Capital gainsOUTThe original House bill proposed a new top rate on capital gains and dividends of 25% for individuals with more than $400,000 in income, but the proposal was dropped from the version passed by the House on November 19.
Estate taxOUTEarlier in 2021, there were proposals to make changes to the estate tax, either by ending the step-up in basis or by reducing the amount of inherited assets that would be subject to the tax. In the end, no changes to the estate tax were included in the bill.
State and Local Tax (SALT) deductionINThe $10,000 cap on the deduction for state and local taxes was imposed in 2017. The House-passed Build Back Better Act increases the exemption amount to $80,000 through 2030. However, the Senate is widely expected to change the provision when it considers the bill in December.
“Backdoor” Roth IRA conversionsINBeginning in 2022, individuals would be prohibited from converting after-tax contributions (to either a 401(k) or a traditional IRA) to a Roth account.
Corporate Minimum TaxINThe bill imposes a 15% minimum tax on corporations to ensure that they cannot use loopholes and incentives in the tax code to pay a lower rate.
Cap on aggregate retirement account balancesINThe bill would prohibit individuals with aggregate savings of $10 million or more in tax-advantaged retirement accounts and income above $400,000 from making any more contributions to IRAs. Individuals would also be required to take required minimum distributions (RMDs), regardless of their age. More stringent distribution requirements would apply to individuals with aggregate retirement savings balances of greater than $20 million. These provisions would take effect beginning in 2029.
Roth conversion limitsINThe House bill prohibits Roth IRA conversions for wealthier taxpayers (individuals earning more than $400,000 or couples earning more than $450,000) beginning in 2032.
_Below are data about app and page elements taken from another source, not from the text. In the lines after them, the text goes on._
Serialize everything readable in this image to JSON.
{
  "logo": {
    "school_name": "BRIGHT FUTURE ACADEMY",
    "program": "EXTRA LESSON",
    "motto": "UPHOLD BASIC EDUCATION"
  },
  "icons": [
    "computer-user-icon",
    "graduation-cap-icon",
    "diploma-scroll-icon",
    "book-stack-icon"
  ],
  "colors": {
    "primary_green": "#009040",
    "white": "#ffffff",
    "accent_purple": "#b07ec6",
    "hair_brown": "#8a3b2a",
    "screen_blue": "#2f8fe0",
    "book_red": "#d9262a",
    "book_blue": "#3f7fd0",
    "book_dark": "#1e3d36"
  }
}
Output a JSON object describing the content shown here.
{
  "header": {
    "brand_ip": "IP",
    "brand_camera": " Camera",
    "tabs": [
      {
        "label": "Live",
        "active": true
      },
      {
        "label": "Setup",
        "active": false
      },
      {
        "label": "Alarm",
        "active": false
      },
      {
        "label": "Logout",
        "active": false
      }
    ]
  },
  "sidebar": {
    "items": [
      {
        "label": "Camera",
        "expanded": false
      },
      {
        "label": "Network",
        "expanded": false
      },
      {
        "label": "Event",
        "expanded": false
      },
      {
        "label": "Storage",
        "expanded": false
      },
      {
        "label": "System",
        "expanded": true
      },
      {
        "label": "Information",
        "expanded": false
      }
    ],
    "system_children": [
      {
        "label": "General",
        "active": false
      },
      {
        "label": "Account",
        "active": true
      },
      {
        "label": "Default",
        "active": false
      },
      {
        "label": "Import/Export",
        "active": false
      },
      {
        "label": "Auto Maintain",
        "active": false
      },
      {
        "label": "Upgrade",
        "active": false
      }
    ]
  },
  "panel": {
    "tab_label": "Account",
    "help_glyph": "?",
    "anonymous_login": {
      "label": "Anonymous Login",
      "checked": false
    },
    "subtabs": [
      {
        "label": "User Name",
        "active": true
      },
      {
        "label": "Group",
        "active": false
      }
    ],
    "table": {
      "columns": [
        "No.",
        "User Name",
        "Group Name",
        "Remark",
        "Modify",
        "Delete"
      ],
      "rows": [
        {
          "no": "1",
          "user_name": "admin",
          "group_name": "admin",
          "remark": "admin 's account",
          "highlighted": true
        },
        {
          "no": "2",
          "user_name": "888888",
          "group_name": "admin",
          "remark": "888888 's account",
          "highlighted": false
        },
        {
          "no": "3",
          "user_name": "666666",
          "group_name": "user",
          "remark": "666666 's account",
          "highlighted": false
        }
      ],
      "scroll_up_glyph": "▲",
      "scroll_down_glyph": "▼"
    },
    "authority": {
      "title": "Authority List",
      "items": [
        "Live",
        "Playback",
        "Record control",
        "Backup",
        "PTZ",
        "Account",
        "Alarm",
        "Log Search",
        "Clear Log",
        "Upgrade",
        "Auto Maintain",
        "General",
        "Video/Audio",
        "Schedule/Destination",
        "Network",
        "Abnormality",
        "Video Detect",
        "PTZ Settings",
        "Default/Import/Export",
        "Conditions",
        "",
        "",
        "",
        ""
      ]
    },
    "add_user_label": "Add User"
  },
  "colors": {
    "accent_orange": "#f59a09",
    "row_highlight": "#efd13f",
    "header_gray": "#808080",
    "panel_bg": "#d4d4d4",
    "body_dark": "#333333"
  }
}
Billionaires’ tax on unrealized gainsOUTAn idea was floated in the Senate to levy an annual tax on unrealized gains for individuals with $1 billion+ in assets. But the plan did not attract enough support and was scrapped.